The last post suggested three hikes that were good options for escaping crowds and still enjoying awesome scenery. However, these were all longer hikes and required longer time commitments. Time might not be available to get out for several hours to make the long journeys on these trails. Fortunately, Mount Shasta has plenty of shorter trails with plenty of opportunity to disappear and include quiet solitude even though it is one of the busiest recreation weekends of the year. The opportunity to enjoy so many trails without a lot of company results from the combination of the sheer number of trails around Mount Shasta and the fact that so many of them are seldom used. There are many more trails that offer great scenery and solitude than can be listed here but for the sake of continuity, I will limit to three. These trails are beautiful, little used, and are easy to get to no matter what kind of vehicle you drive, essentially beginning along paved roads. This is especially useful if you are traveling through the area and don’t have the means to travel some of the rougher roads that access remote trailheads.
It continues to amaze me how under appreciated the entire length of the McCloud River Trail is. The section along the falls naturally and deservedly attracts the most attention but the rest of the trail has some really nice features and follows the upper reaches of one of Northern California’s great rivers. The hike begins at the remote Algoma campground, near Bartle. At first it runs parallel to the river through a shallow canyon. The trail is routed along a steep slope, high above the river. It weaves in and out of trees as the river rushes below. The water here is swift moving and raucous. Eventually the trail leaves the canyon and enters a wide flood plain. The river is separated from the trail at times but they eventually rejoin and run parallel again through Skunk Hollow and Nitwit Camps, where there are nice swimming holes.

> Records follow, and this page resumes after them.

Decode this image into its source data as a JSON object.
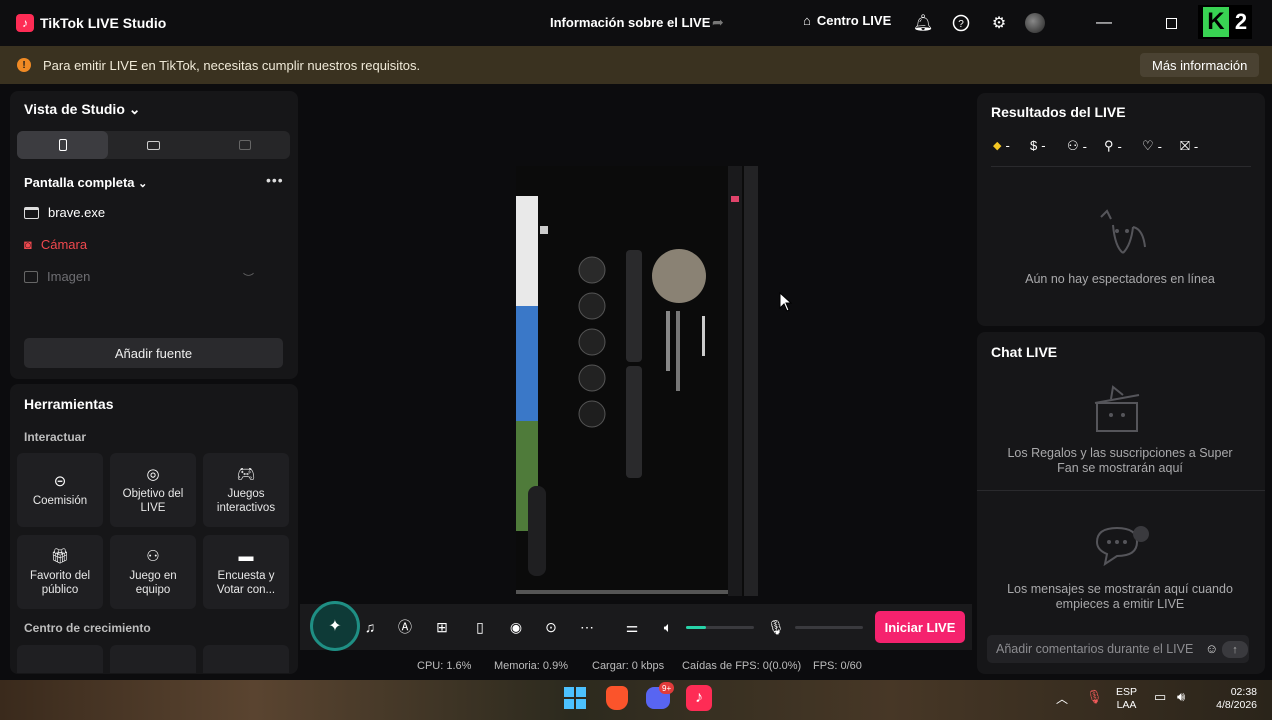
{
  "window": {
    "app_title": "TikTok LIVE Studio",
    "center_title": "Información sobre el LIVE",
    "centro_label": "Centro LIVE",
    "k2_letter": "K",
    "k2_number": "2"
  },
  "banner": {
    "text": "Para emitir LIVE en TikTok, necesitas cumplir nuestros requisitos.",
    "button": "Más información",
    "accent": "#f08a24"
  },
  "studio": {
    "view_label": "Vista de Studio",
    "scene_label": "Pantalla completa",
    "sources": [
      {
        "name": "brave.exe",
        "icon": "window-icon"
      },
      {
        "name": "Cámara",
        "icon": "camera-icon",
        "color": "#f0484e"
      },
      {
        "name": "Imagen",
        "icon": "image-icon"
      }
    ],
    "add_source": "Añadir fuente"
  },
  "tools": {
    "title": "Herramientas",
    "interact_label": "Interactuar",
    "growth_label": "Centro de crecimiento",
    "cards": [
      {
        "label": "Coemisión",
        "icon": "link-icon"
      },
      {
        "label": "Objetivo del LIVE",
        "icon": "target-icon"
      },
      {
        "label": "Juegos interactivos",
        "icon": "gamepad-icon"
      },
      {
        "label": "Favorito del público",
        "icon": "gift-icon"
      },
      {
        "label": "Juego en equipo",
        "icon": "team-icon"
      },
      {
        "label": "Encuesta y Votar con...",
        "icon": "poll-icon"
      }
    ]
  },
  "controls": {
    "go_live": "Iniciar LIVE",
    "volume_level": 0.3,
    "mic_level": 0.0,
    "accent": "#f5226e"
  },
  "stats": {
    "cpu": "CPU:  1.6%",
    "memory": "Memoria:  0.9%",
    "upload": "Cargar:  0 kbps",
    "fps_drops": "Caídas de FPS:  0(0.0%)",
    "fps": "FPS:  0/60"
  },
  "results": {
    "title": "Resultados del LIVE",
    "metrics": [
      "-",
      "-",
      "-",
      "-",
      "-",
      "-"
    ],
    "empty_text": "Aún no hay espectadores en línea"
  },
  "chat": {
    "title": "Chat LIVE",
    "gifts_text": "Los Regalos y las suscripciones a Super Fan se mostrarán aquí",
    "messages_text": "Los mensajes se mostrarán aquí cuando empieces a emitir LIVE",
    "input_placeholder": "Añadir comentarios durante el LIVE"
  },
  "taskbar": {
    "lang_top": "ESP",
    "lang_bottom": "LAA",
    "time": "02:38",
    "date": "4/8/2026",
    "discord_badge": "9+"
  }
}
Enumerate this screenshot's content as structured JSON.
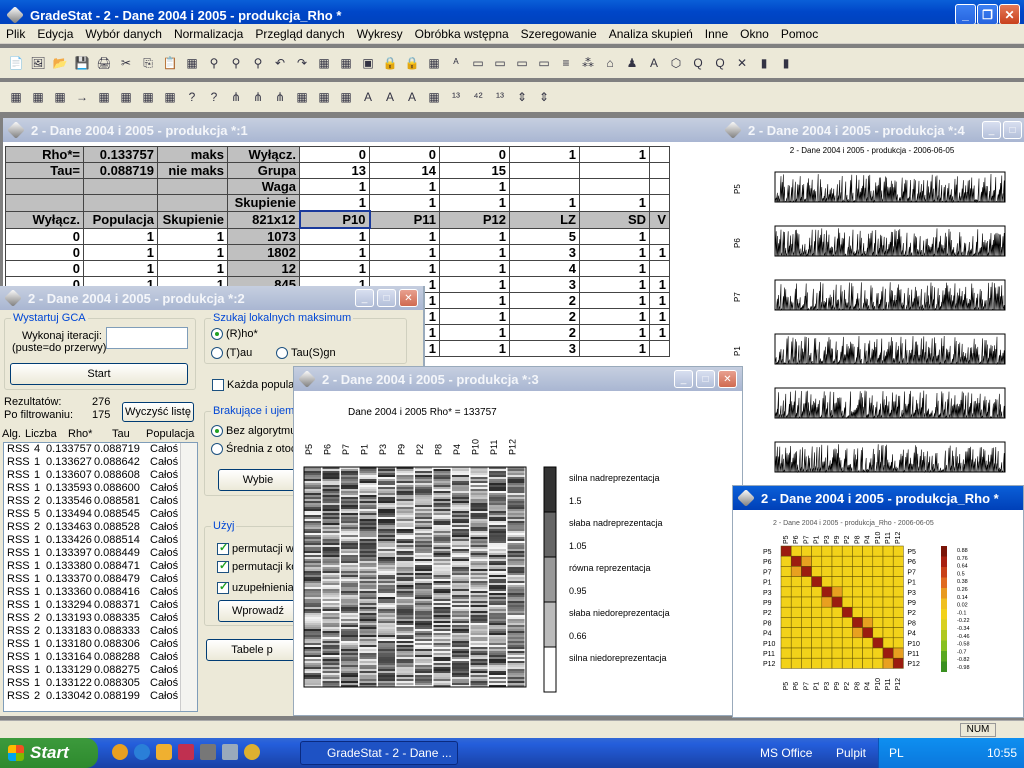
{
  "app": {
    "title": "GradeStat - 2 - Dane 2004 i 2005 - produkcja_Rho *"
  },
  "menu": [
    "Plik",
    "Edycja",
    "Wybór danych",
    "Normalizacja",
    "Przegląd danych",
    "Wykresy",
    "Obróbka wstępna",
    "Szeregowanie",
    "Analiza skupień",
    "Inne",
    "Okno",
    "Pomoc"
  ],
  "win1": {
    "title": "2 - Dane 2004 i 2005 - produkcja *:1",
    "header_rows": [
      [
        "Rho*=",
        "0.133757",
        "maks",
        "Wyłącz.",
        "0",
        "0",
        "0",
        "1",
        "1",
        ""
      ],
      [
        "Tau=",
        "0.088719",
        "nie maks",
        "Grupa",
        "13",
        "14",
        "15",
        "",
        "",
        ""
      ],
      [
        "",
        "",
        "",
        "Waga",
        "1",
        "1",
        "1",
        "",
        "",
        ""
      ],
      [
        "",
        "",
        "",
        "Skupienie",
        "1",
        "1",
        "1",
        "1",
        "1",
        ""
      ],
      [
        "Wyłącz.",
        "Populacja",
        "Skupienie",
        "821x12",
        "P10",
        "P11",
        "P12",
        "LZ",
        "SD",
        "V"
      ],
      [
        "0",
        "1",
        "1",
        "1073",
        "1",
        "1",
        "1",
        "5",
        "1",
        ""
      ],
      [
        "0",
        "1",
        "1",
        "1802",
        "1",
        "1",
        "1",
        "3",
        "1",
        "1"
      ],
      [
        "0",
        "1",
        "1",
        "12",
        "1",
        "1",
        "1",
        "4",
        "1",
        ""
      ],
      [
        "0",
        "1",
        "1",
        "845",
        "1",
        "1",
        "1",
        "3",
        "1",
        "1"
      ]
    ],
    "extra_rows": [
      [
        "1",
        "1",
        "1",
        "2",
        "1",
        "1"
      ],
      [
        "1",
        "1",
        "1",
        "2",
        "1",
        "1"
      ],
      [
        "1",
        "1",
        "1",
        "2",
        "1",
        "1"
      ],
      [
        "1",
        "1",
        "1",
        "3",
        "1",
        ""
      ]
    ]
  },
  "win2": {
    "title": "2 - Dane 2004 i 2005 - produkcja *:2",
    "gca_group": "Wystartuj GCA",
    "iter_label": "Wykonaj iteracji:",
    "iter_hint": "(puste=do przerwy)",
    "start_btn": "Start",
    "local_group": "Szukaj lokalnych maksimum",
    "opt_rho": "(R)ho*",
    "opt_tau": "(T)au",
    "opt_taus": "Tau(S)gn",
    "each_pop": "Każda popula",
    "results_label": "Rezultatów:",
    "results_value": "276",
    "filtered_label": "Po filtrowaniu:",
    "filtered_value": "175",
    "clear_btn": "Wyczyść listę",
    "missing_group": "Brakujące i ujem",
    "opt_noalg": "Bez algorytmu",
    "opt_avg": "Średnia z otoc",
    "select_btn": "Wybie",
    "use_group": "Użyj",
    "use1": "permutacji w",
    "use2": "permutacji ko",
    "use3": "uzupełnienia",
    "enter_btn": "Wprowadź",
    "tables_btn": "Tabele p",
    "list_headers": [
      "Alg.",
      "Liczba",
      "Rho*",
      "Tau",
      "Populacja"
    ],
    "list_rows": [
      [
        "RSS",
        "4",
        "0.133757",
        "0.088719",
        "Całoś"
      ],
      [
        "RSS",
        "1",
        "0.133627",
        "0.088642",
        "Całoś"
      ],
      [
        "RSS",
        "1",
        "0.133607",
        "0.088608",
        "Całoś"
      ],
      [
        "RSS",
        "1",
        "0.133593",
        "0.088600",
        "Całoś"
      ],
      [
        "RSS",
        "2",
        "0.133546",
        "0.088581",
        "Całoś"
      ],
      [
        "RSS",
        "5",
        "0.133494",
        "0.088545",
        "Całoś"
      ],
      [
        "RSS",
        "2",
        "0.133463",
        "0.088528",
        "Całoś"
      ],
      [
        "RSS",
        "1",
        "0.133426",
        "0.088514",
        "Całoś"
      ],
      [
        "RSS",
        "1",
        "0.133397",
        "0.088449",
        "Całoś"
      ],
      [
        "RSS",
        "1",
        "0.133380",
        "0.088471",
        "Całoś"
      ],
      [
        "RSS",
        "1",
        "0.133370",
        "0.088479",
        "Całoś"
      ],
      [
        "RSS",
        "1",
        "0.133360",
        "0.088416",
        "Całoś"
      ],
      [
        "RSS",
        "1",
        "0.133294",
        "0.088371",
        "Całoś"
      ],
      [
        "RSS",
        "2",
        "0.133193",
        "0.088335",
        "Całoś"
      ],
      [
        "RSS",
        "2",
        "0.133183",
        "0.088333",
        "Całoś"
      ],
      [
        "RSS",
        "1",
        "0.133180",
        "0.088306",
        "Całoś"
      ],
      [
        "RSS",
        "1",
        "0.133164",
        "0.088288",
        "Całoś"
      ],
      [
        "RSS",
        "1",
        "0.133129",
        "0.088275",
        "Całoś"
      ],
      [
        "RSS",
        "1",
        "0.133122",
        "0.088305",
        "Całoś"
      ],
      [
        "RSS",
        "2",
        "0.133042",
        "0.088199",
        "Całoś"
      ]
    ]
  },
  "win3": {
    "title": "2 - Dane 2004 i 2005 - produkcja *:3",
    "caption": "Dane 2004 i 2005 Rho* = 133757",
    "columns": [
      "P5",
      "P6",
      "P7",
      "P1",
      "P3",
      "P9",
      "P2",
      "P8",
      "P4",
      "P10",
      "P11",
      "P12"
    ],
    "legend": [
      "silna nadreprezentacja",
      "1.5",
      "słaba nadreprezentacja",
      "1.05",
      "równa reprezentacja",
      "0.95",
      "słaba niedoreprezentacja",
      "0.66",
      "silna niedoreprezentacja"
    ]
  },
  "win4": {
    "title": "2 - Dane 2004 i 2005 - produkcja *:4",
    "chart_title": "2 - Dane 2004 i 2005 - produkcja - 2006-06-05",
    "series": [
      "P5",
      "P6",
      "P7",
      "P1",
      "",
      ""
    ]
  },
  "win5": {
    "title": "2 - Dane 2004 i 2005 - produkcja_Rho *",
    "chart_title": "2 - Dane 2004 i 2005 - produkcja_Rho - 2006-06-05",
    "labels": [
      "P5",
      "P6",
      "P7",
      "P1",
      "P3",
      "P9",
      "P2",
      "P8",
      "P4",
      "P10",
      "P11",
      "P12"
    ],
    "scale": [
      "0.88",
      "0.76",
      "0.64",
      "0.5",
      "0.38",
      "0.26",
      "0.14",
      "0.02",
      "-0.1",
      "-0.22",
      "-0.34",
      "-0.46",
      "-0.58",
      "-0.7",
      "-0.82",
      "-0.98"
    ]
  },
  "status": {
    "num": "NUM"
  },
  "taskbar": {
    "start": "Start",
    "task": "GradeStat - 2 - Dane ...",
    "office": "MS Office",
    "pulpit": "Pulpit",
    "lang": "PL",
    "clock": "10:55"
  },
  "colors": {
    "xp_blue": "#0046c8",
    "panel": "#ece9d8",
    "heat_diag": "#9b1c10",
    "heat_base": "#f2d21a"
  }
}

Almost every trail in the Shasta Valley is a great place to find glorious Mount Shasta views and solitude any time of the year. Consequently, all of the trails out here could be good choices for a lonely hike, with the lone exception of Pluto’s Cave. The path up Yellow Butte is one of my favorites. It has the obligatory views of the great mountain, including the Bolam and Whitney Glaciers. The hike up also has immersive vistas of the mountains around the southeastern corner of the valley, including Sheep Rock, Herd Peak, the Goosenest and Whaleback and even a glimpse of the somewhat more elusive Ash Creek Butte. The hike itself climbs from Highway 97 to the summit of Yellow Butte, maintaining a steady but very moderate grade. The high desert landscape means that views are constant for the entire duration of the hike. This is a particularly good outing to watch the sun set on Mount Shasta.
The Parks Creek Trailhead on the Pacific Crest Trail is one of the most popular trailheads in the Mount Shasta area. However, almost all of the traffic heads south, toward Deadfall Basin. Few hikers follow the PCT to the north, rounding the head of High Camp Basin and then coming down to the summit of the Cement Bluff and diminutive Bluff Lake. The truth is, this is not a short hike, racking up a little over 9 miles round trip from the trailhead to the lake and back. However, almost the entire hike is on a level, easy grade that makes the miles melt away faster than normal. Moreover, the scenery is fantastic. Most of the trail travels through rocky terrain, where forests are thin and views are great. Occasional meadows and creeks punctuate the wide arc around the headwaters of High Camp Creek. Lots of unusual geology also adds a significant amount of interest to an already wonderful hike.